__Work order__.
Word for word, write out all of the data below.

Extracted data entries
________________
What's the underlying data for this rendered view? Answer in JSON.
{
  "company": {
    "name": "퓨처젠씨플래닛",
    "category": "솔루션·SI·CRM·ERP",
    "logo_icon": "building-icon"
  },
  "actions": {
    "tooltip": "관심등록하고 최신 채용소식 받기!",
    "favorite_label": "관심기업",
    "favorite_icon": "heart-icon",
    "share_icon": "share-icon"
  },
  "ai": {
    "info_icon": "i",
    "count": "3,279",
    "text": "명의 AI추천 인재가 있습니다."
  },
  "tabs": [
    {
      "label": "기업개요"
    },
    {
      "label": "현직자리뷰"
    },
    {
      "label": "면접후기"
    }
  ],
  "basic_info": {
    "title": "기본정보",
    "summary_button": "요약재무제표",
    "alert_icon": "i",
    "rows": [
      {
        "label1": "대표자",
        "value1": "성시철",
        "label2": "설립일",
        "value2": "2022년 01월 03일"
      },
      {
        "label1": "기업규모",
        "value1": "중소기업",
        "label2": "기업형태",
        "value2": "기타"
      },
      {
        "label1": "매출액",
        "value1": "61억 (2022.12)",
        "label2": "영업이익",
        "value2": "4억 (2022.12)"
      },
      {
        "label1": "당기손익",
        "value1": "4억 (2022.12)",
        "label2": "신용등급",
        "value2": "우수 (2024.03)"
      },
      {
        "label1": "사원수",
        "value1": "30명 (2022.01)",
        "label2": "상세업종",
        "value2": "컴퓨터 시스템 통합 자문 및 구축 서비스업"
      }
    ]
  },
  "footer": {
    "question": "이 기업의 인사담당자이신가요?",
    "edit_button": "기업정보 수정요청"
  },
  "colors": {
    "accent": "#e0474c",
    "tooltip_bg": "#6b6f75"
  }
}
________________
__Reply to the task__.
What's the underlying data for this rendered view? Answer in JSON.
{
  "company": {
    "name": "퓨처젠씨플래닛",
    "category": "솔루션·SI·CRM·ERP",
    "logo_icon": "building-icon"
  },
  "actions": {
    "tooltip": "관심등록하고 최신 채용소식 받기!",
    "favorite_label": "관심기업",
    "favorite_icon": "heart-icon",
    "share_icon": "share-icon"
  },
  "ai": {
    "info_icon": "i",
    "count": "3,279",
    "text": "명의 AI추천 인재가 있습니다."
  },
  "tabs": [
    {
      "label": "기업개요"
    },
    {
      "label": "현직자리뷰"
    },
    {
      "label": "면접후기"
    }
  ],
  "basic_info": {
    "title": "기본정보",
    "summary_button": "요약재무제표",
    "alert_icon": "i",
    "rows": [
      {
        "label1": "대표자",
        "value1": "성시철",
        "label2": "설립일",
        "value2": "2022년 01월 03일"
      },
      {
        "label1": "기업규모",
        "value1": "중소기업",
        "label2": "기업형태",
        "value2": "기타"
      },
      {
        "label1": "매출액",
        "value1": "61억 (2022.12)",
        "label2": "영업이익",
        "value2": "4억 (2022.12)"
      },
      {
        "label1": "당기손익",
        "value1": "4억 (2022.12)",
        "label2": "신용등급",
        "value2": "우수 (2024.03)"
      },
      {
        "label1": "사원수",
        "value1": "30명 (2022.01)",
        "label2": "상세업종",
        "value2": "컴퓨터 시스템 통합 자문 및 구축 서비스업"
      }
    ]
  },
  "footer": {
    "question": "이 기업의 인사담당자이신가요?",
    "edit_button": "기업정보 수정요청"
  },
  "colors": {
    "accent": "#e0474c",
    "tooltip_bg": "#6b6f75"
  }
}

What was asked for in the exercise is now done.